> What is needed: Could you return, exactly as written, every line from the one containing "Give me the" through the last line of the entries below, leaving out the pictures?

=====

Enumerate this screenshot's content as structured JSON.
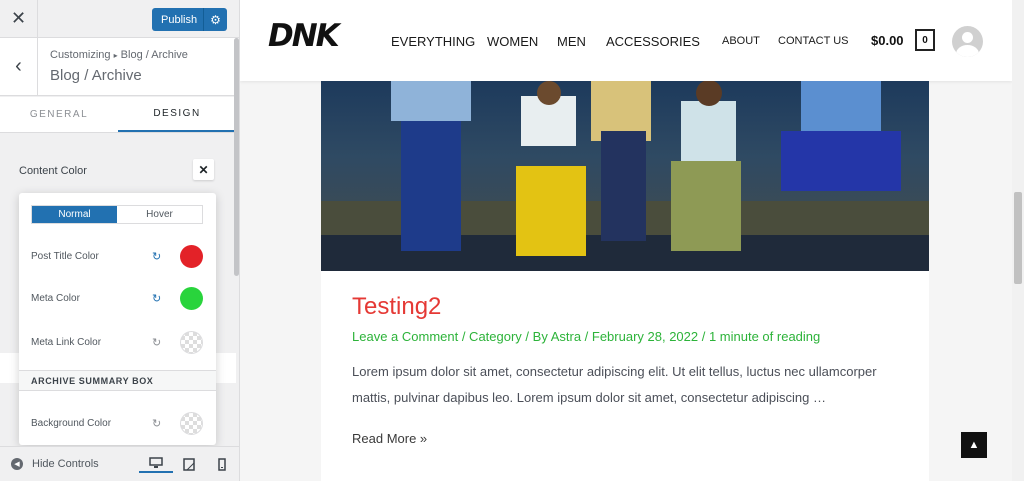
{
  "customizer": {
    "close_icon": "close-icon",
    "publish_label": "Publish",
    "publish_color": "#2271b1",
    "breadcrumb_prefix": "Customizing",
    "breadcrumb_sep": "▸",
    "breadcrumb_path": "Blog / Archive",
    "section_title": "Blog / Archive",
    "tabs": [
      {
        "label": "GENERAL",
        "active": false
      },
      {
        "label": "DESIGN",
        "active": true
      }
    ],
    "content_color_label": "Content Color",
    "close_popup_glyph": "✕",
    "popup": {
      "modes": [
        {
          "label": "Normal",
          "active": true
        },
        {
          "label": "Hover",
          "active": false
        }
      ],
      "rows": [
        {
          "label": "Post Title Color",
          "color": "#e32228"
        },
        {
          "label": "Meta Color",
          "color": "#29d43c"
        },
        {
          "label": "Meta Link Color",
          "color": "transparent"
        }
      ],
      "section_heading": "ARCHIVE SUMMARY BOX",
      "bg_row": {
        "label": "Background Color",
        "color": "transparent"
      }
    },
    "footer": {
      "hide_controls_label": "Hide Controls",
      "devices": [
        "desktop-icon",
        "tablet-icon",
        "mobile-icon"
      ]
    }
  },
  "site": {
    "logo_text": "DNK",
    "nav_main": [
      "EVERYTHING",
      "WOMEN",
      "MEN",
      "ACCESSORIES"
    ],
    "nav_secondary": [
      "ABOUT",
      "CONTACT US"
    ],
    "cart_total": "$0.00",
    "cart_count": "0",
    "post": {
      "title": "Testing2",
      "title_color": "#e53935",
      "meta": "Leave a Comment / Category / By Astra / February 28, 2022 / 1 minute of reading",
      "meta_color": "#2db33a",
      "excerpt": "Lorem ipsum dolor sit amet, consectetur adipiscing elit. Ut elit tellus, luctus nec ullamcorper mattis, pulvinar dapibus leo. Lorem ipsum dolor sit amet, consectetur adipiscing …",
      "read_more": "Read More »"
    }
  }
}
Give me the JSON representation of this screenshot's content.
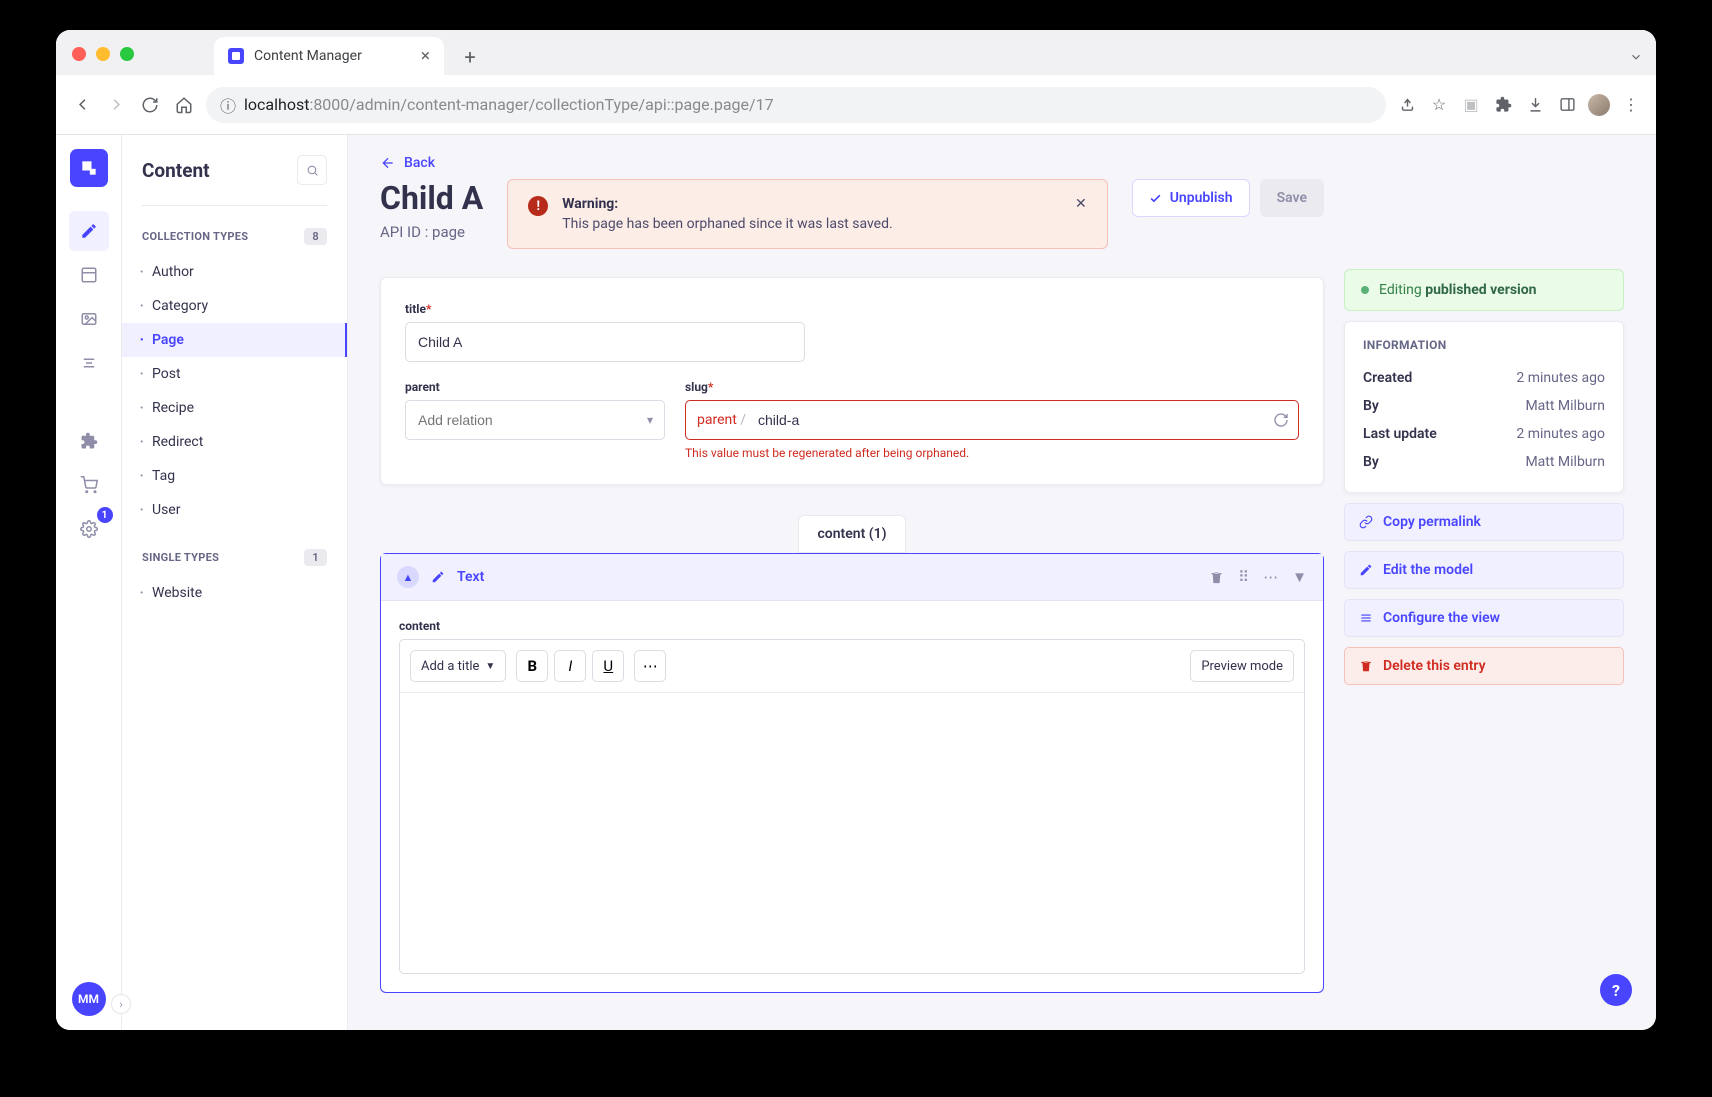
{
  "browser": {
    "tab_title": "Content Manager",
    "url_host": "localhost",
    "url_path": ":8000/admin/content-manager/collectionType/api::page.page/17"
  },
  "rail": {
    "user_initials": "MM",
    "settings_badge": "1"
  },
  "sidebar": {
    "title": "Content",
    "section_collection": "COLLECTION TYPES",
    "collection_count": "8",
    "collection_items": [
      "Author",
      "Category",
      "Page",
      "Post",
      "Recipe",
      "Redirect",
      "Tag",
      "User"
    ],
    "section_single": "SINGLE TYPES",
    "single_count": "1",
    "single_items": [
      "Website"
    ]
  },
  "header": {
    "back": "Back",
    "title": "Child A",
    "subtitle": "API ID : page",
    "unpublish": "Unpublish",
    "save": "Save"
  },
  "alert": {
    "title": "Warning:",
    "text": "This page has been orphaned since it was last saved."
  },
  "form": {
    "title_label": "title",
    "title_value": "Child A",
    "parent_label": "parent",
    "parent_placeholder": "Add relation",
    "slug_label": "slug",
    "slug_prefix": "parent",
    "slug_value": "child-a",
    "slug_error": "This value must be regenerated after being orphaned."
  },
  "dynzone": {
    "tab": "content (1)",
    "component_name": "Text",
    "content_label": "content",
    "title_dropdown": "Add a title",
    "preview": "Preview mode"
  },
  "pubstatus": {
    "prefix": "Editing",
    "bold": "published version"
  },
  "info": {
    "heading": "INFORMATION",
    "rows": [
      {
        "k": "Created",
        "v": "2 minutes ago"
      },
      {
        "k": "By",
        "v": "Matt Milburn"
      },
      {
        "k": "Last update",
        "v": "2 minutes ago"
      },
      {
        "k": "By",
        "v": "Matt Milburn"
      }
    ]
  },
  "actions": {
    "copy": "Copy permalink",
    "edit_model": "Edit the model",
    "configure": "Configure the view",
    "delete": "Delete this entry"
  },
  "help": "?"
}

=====

> Written solution:
Give me the JSON representation of this screenshot's content.
{
  "browser": {
    "tab_title": "Content Manager",
    "url_host": "localhost",
    "url_path": ":8000/admin/content-manager/collectionType/api::page.page/17"
  },
  "rail": {
    "user_initials": "MM",
    "settings_badge": "1"
  },
  "sidebar": {
    "title": "Content",
    "section_collection": "COLLECTION TYPES",
    "collection_count": "8",
    "collection_items": [
      "Author",
      "Category",
      "Page",
      "Post",
      "Recipe",
      "Redirect",
      "Tag",
      "User"
    ],
    "section_single": "SINGLE TYPES",
    "single_count": "1",
    "single_items": [
      "Website"
    ]
  },
  "header": {
    "back": "Back",
    "title": "Child A",
    "subtitle": "API ID : page",
    "unpublish": "Unpublish",
    "save": "Save"
  },
  "alert": {
    "title": "Warning:",
    "text": "This page has been orphaned since it was last saved."
  },
  "form": {
    "title_label": "title",
    "title_value": "Child A",
    "parent_label": "parent",
    "parent_placeholder": "Add relation",
    "slug_label": "slug",
    "slug_prefix": "parent",
    "slug_value": "child-a",
    "slug_error": "This value must be regenerated after being orphaned."
  },
  "dynzone": {
    "tab": "content (1)",
    "component_name": "Text",
    "content_label": "content",
    "title_dropdown": "Add a title",
    "preview": "Preview mode"
  },
  "pubstatus": {
    "prefix": "Editing",
    "bold": "published version"
  },
  "info": {
    "heading": "INFORMATION",
    "rows": [
      {
        "k": "Created",
        "v": "2 minutes ago"
      },
      {
        "k": "By",
        "v": "Matt Milburn"
      },
      {
        "k": "Last update",
        "v": "2 minutes ago"
      },
      {
        "k": "By",
        "v": "Matt Milburn"
      }
    ]
  },
  "actions": {
    "copy": "Copy permalink",
    "edit_model": "Edit the model",
    "configure": "Configure the view",
    "delete": "Delete this entry"
  },
  "help": "?"
}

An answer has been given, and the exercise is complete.